[EXTRACTED DATA — start]

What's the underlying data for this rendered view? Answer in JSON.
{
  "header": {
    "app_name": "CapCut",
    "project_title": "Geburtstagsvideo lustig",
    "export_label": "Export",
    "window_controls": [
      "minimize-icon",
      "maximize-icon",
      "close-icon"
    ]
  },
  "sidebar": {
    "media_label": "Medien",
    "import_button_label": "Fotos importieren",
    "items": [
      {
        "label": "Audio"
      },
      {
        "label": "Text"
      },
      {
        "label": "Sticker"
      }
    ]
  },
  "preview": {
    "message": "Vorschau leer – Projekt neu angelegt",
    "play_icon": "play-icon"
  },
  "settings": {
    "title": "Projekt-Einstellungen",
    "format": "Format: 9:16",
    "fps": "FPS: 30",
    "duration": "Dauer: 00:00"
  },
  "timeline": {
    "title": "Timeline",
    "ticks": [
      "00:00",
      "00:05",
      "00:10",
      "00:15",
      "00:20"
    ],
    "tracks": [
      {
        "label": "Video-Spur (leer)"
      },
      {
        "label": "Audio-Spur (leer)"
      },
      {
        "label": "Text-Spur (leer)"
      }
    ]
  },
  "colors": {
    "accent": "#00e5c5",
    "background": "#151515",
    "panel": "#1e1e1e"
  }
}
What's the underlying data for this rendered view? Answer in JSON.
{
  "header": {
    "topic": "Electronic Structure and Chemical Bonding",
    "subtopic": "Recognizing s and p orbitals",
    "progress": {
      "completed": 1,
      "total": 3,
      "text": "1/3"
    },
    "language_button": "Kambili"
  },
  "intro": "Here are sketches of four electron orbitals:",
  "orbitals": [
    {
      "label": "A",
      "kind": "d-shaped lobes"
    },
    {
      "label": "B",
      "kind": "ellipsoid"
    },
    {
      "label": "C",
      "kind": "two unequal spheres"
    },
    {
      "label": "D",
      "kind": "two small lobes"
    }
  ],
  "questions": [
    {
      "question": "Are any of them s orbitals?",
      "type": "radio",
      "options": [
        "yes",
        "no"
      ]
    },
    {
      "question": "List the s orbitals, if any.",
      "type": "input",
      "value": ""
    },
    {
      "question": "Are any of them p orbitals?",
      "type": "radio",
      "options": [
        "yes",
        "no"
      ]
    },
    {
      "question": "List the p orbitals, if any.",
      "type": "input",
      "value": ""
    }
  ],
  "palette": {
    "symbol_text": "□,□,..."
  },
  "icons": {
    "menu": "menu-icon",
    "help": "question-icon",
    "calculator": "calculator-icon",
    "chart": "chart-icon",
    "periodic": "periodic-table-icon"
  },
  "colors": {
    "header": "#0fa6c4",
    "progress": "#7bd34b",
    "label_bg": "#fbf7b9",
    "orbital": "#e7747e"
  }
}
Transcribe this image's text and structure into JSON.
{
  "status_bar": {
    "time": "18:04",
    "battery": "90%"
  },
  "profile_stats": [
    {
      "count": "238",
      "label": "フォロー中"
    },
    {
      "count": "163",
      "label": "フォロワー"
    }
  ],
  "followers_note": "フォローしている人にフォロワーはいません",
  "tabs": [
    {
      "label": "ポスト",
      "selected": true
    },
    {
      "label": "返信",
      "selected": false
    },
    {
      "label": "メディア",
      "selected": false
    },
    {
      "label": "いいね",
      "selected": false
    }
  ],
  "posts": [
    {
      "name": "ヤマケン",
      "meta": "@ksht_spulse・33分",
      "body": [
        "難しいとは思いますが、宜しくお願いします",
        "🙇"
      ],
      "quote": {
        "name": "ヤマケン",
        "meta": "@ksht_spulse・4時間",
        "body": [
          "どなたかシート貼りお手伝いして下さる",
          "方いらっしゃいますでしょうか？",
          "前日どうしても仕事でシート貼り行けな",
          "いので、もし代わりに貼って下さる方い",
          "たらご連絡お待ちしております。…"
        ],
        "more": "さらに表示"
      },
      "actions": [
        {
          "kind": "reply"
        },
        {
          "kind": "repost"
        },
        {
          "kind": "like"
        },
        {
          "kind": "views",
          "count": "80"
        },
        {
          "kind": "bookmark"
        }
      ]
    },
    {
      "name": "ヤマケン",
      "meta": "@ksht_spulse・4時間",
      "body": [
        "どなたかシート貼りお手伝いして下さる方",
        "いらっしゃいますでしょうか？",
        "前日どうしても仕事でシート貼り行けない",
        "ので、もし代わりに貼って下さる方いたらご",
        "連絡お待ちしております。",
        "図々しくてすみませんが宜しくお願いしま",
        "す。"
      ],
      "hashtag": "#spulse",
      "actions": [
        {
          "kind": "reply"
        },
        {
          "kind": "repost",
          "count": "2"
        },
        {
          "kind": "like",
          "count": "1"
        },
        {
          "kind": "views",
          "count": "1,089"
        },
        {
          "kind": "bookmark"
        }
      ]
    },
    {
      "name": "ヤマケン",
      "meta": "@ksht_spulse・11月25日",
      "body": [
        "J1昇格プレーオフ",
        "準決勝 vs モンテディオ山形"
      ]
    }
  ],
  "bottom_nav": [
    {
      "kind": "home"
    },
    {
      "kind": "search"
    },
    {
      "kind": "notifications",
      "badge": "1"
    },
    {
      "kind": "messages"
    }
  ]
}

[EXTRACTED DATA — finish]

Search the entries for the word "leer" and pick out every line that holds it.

FINAL ANSWER →
    "message": "Vorschau leer – Projekt neu angelegt",
        "label": "Video-Spur (leer)"
        "label": "Audio-Spur (leer)"
        "label": "Text-Spur (leer)"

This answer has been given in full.